*** Data provided
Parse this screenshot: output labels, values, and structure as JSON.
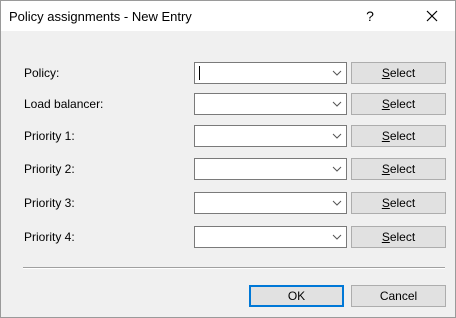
{
  "window": {
    "title": "Policy assignments - New Entry",
    "help_label": "?",
    "close_icon": "close-icon"
  },
  "fields": [
    {
      "label": "Policy:",
      "value": "",
      "select_label": "Select",
      "focused": true
    },
    {
      "label": "Load balancer:",
      "value": "",
      "select_label": "Select",
      "focused": false
    },
    {
      "label": "Priority 1:",
      "value": "",
      "select_label": "Select",
      "focused": false
    },
    {
      "label": "Priority 2:",
      "value": "",
      "select_label": "Select",
      "focused": false
    },
    {
      "label": "Priority 3:",
      "value": "",
      "select_label": "Select",
      "focused": false
    },
    {
      "label": "Priority 4:",
      "value": "",
      "select_label": "Select",
      "focused": false
    }
  ],
  "footer": {
    "ok_label": "OK",
    "cancel_label": "Cancel"
  },
  "colors": {
    "accent": "#0078d7",
    "dialog_bg": "#f0f0f0",
    "button_bg": "#e1e1e1"
  }
}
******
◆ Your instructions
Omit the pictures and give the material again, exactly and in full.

◆ Task result
Parse this screenshot: output labels, values, and structure as JSON.
{
  "window": {
    "title": "Policy assignments - New Entry",
    "help_label": "?",
    "close_icon": "close-icon"
  },
  "fields": [
    {
      "label": "Policy:",
      "value": "",
      "select_label": "Select",
      "focused": true
    },
    {
      "label": "Load balancer:",
      "value": "",
      "select_label": "Select",
      "focused": false
    },
    {
      "label": "Priority 1:",
      "value": "",
      "select_label": "Select",
      "focused": false
    },
    {
      "label": "Priority 2:",
      "value": "",
      "select_label": "Select",
      "focused": false
    },
    {
      "label": "Priority 3:",
      "value": "",
      "select_label": "Select",
      "focused": false
    },
    {
      "label": "Priority 4:",
      "value": "",
      "select_label": "Select",
      "focused": false
    }
  ],
  "footer": {
    "ok_label": "OK",
    "cancel_label": "Cancel"
  },
  "colors": {
    "accent": "#0078d7",
    "dialog_bg": "#f0f0f0",
    "button_bg": "#e1e1e1"
  }
}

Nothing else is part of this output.